[Opening Data section]

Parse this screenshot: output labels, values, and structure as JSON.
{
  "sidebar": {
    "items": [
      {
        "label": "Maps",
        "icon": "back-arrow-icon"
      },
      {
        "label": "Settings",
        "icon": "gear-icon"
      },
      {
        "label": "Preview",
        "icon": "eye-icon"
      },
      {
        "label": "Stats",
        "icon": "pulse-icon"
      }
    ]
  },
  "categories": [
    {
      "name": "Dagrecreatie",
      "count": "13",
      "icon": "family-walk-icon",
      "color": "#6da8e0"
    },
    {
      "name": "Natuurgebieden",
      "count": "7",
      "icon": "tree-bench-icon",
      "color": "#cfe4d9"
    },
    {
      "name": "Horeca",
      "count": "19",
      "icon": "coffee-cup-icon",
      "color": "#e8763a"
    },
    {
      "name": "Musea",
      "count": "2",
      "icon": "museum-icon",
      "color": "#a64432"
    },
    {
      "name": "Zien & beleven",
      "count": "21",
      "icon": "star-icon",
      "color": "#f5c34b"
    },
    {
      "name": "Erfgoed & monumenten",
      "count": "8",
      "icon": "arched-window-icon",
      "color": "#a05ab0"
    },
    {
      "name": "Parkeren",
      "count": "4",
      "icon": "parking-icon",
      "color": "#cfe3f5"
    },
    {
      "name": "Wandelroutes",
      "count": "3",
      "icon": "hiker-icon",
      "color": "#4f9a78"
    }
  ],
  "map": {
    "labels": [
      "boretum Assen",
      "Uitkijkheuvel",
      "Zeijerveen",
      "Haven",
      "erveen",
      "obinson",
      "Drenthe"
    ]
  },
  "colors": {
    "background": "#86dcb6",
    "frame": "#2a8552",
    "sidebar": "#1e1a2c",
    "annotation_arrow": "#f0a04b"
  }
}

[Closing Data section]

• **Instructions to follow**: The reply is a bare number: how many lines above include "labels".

• **Solution for this exercise**: 2